But what are Morningstar ratings about ? It is a rating system created by Morningstar Inc. that ranks mutual funds based on their risk-adjusted performance over various periods. 5 stars is the best, 1 star is the worst.
Morningstar rating is about past performance
As you can see, Morningstar ratings is about past performance. But almost every document about investing can tell you the basic truth you must understand in the investing process:
PAST RESULTS ARE NOT INDICATIVE OF FUTURE RESULTS. THERE IS RISK OF LOSS AS WELL AS THE OPPORTUNITY FOR GAIN WHEN INVESTING IN MANAGED FUNDS
Most buy-and-hold investors want to invest only in products that that have four- or five-star ratings from investment researcher Morningstar. They believe that their ratings guarantee them quality and future results.
But there is one hidden rule about mutual funds. They do not make money in bear markets. They are long-only funds that are almost totally invested at all times. They often compare their results to some benchmarks-i.e. to some index like the S&P500.
So if the S&P500 is down more then 20% and any fund is down only 15% , they tell investors – “We are winners, it is a success”. But they are losing money !!! Do investors really want to invest this way? These ratings do not help to solve this.
Be more active in buying and selling index mutual funds
I advocate for being a more active investor than rely on Morningstar. As any one can see from historical stock charts, it is really possible that a lot of investors do not make any money with buy-and-hold long-term investing. Today’s market and economic situation is much more uncertain. It is quite impossible to predict what is going to happen over more than a one year period.
An investor can stick with his/her index mutual funds. I would prefer to use exchange traded funds, as they have lower expense ratio but it is on every individual investor what he or she likes more.
Use technical stock market analysis to time your entries and exists
What does this mean? It is not necessary to be very active. I would like to recommend learning technical stock market analysis basics and learning when to be invested in and when to sell. It provide better hints than Morningstar ratings.
Do not be afraid to take profits from the table. It is much better to buy and sell several times during a 5 year period and take profits every time than see drops of 20% and more as profits vanish. It is important to understand that any profit is real only AFTER the investment or trade is closed!
A simple tool for timing these steps could be using stock market price chart of the S&P500 index together with moving averages.
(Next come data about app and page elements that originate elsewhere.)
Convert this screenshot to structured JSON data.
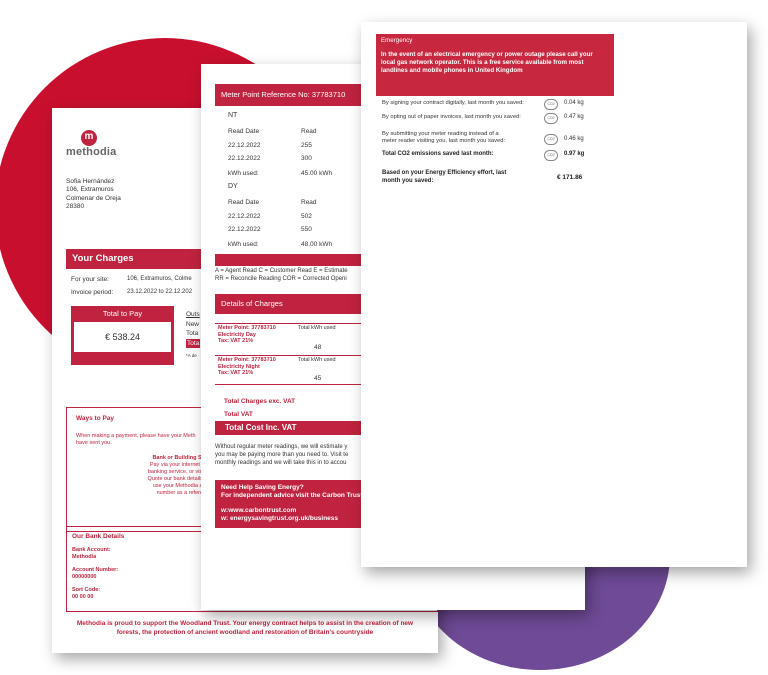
{
  "colors": {
    "brand_red": "#c0233f",
    "purple": "#6f4a96"
  },
  "page1": {
    "logo": {
      "mark": "m",
      "name": "methodia"
    },
    "address": [
      "Sofia Hernández",
      "106, Extramuros",
      "Colmenar de Oreja",
      "28380"
    ],
    "your_charges": {
      "title": "Your Charges",
      "site_label": "For your site:",
      "site_value": "106, Extramuros, Colme",
      "period_label": "Invoice period:",
      "period_value": "23.12.2022 to 22.12.202",
      "total_to_pay_label": "Total to Pay",
      "total_to_pay_value": "€ 538.24",
      "outstanding": [
        "Outs",
        "New",
        "Tota",
        "Tota"
      ],
      "footnote": "*A de"
    },
    "ways_to_pay": {
      "title": "Ways to Pay",
      "intro": [
        "When making a payment, please have your Meth",
        "have sent you."
      ],
      "bank_title": "Bank or Building Society",
      "bank_text": [
        "Pay via your internet or phon",
        "banking service, or visit a bran",
        "Quote our bank details (below)",
        "use your Methodia accoun",
        "number as a reference."
      ]
    },
    "bank_details": {
      "title": "Our Bank Details",
      "fields": [
        {
          "label": "Bank Account:",
          "value": "Methodia"
        },
        {
          "label": "Account Number:",
          "value": "00000000"
        },
        {
          "label": "Sort Code:",
          "value": "00 00 00"
        }
      ]
    },
    "footer": [
      "Methodia is proud to support the Woodland Trust. Your energy contract helps to assist in the creation of new",
      "forests, the protection of ancient woodland and restoration of Britain's countryside"
    ]
  },
  "page2": {
    "meter_point_title": "Meter Point Reference No: 37783710",
    "registers": [
      {
        "name": "NT",
        "col_date": "Read Date",
        "col_read": "Read",
        "reads": [
          {
            "date": "22.12.2022",
            "read": "255"
          },
          {
            "date": "22.12.2022",
            "read": "300"
          }
        ],
        "kwh_label": "kWh used:",
        "kwh_value": "45.00 kWh"
      },
      {
        "name": "DY",
        "col_date": "Read Date",
        "col_read": "Read",
        "reads": [
          {
            "date": "22.12.2022",
            "read": "502"
          },
          {
            "date": "22.12.2022",
            "read": "550"
          }
        ],
        "kwh_label": "kWh used:",
        "kwh_value": "48.00 kWh"
      }
    ],
    "legend": [
      "A = Agent Read C = Customer Read E = Estimate",
      "RR = Reconcile Reading COR = Corrected Openi"
    ],
    "details_title": "Details of Charges",
    "charges": [
      {
        "meter": "Meter Point: 37783710",
        "desc": "Electricity Day",
        "tax": "Tax:  VAT 21%",
        "col": "Total kWh used",
        "kwh": "48"
      },
      {
        "meter": "Meter Point: 37783710",
        "desc": "Electricity Night",
        "tax": "Tax:  VAT 21%",
        "col": "Total kWh used",
        "kwh": "45"
      }
    ],
    "total_exc_vat": "Total Charges exc. VAT",
    "total_vat": "Total VAT",
    "total_inc_vat": "Total Cost Inc. VAT",
    "note": [
      "Without regular meter readings, we will estimate y",
      "you may be paying more than you need to. Visit te",
      "monthly readings and we will take this in to accou"
    ],
    "help": {
      "title": "Need Help Saving Energy?",
      "subtitle": "For independent advice visit the Carbon Trust",
      "link1": "w:www.carbontrust.com",
      "link2": "w: energysavingtrust.org.uk/business"
    }
  },
  "page3": {
    "emergency": {
      "title": "Emergency",
      "text": [
        "In the event of an electrical emergency or power outage please call your",
        "local gas network operator. This is a free service available from most",
        "landlines and mobile phones in United Kingdom"
      ]
    },
    "savings": [
      {
        "text": [
          "By signing your contract digitally, last month you saved:"
        ],
        "icon": "co2-cloud-icon",
        "value": "0.04 kg",
        "bold": false
      },
      {
        "text": [
          "By opting out of paper invoices, last month you saved:"
        ],
        "icon": "co2-cloud-icon",
        "value": "0.47 kg",
        "bold": false
      },
      {
        "text": [
          "By submitting your meter reading instead of a",
          "meter reader visiting you, last month you saved:"
        ],
        "icon": "co2-cloud-icon",
        "value": "0.46 kg",
        "bold": false
      },
      {
        "text": [
          "Total CO2 emissions saved last month:"
        ],
        "icon": "co2-cloud-icon",
        "value": "0.97 kg",
        "bold": true
      }
    ],
    "efficiency": {
      "text": [
        "Based on your Energy Efficiency effort, last",
        "month you saved:"
      ],
      "value": "€ 171.86"
    },
    "cloud_label": "CO2"
  }
}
And the simple rules are:
- BUY when price of index moves above 200-day moving average and also 50-day moving average moves above 200-day moving average
- SELL when index drops below 200-day moving average.
Examples from the last few years can be found on these two stock market price charts: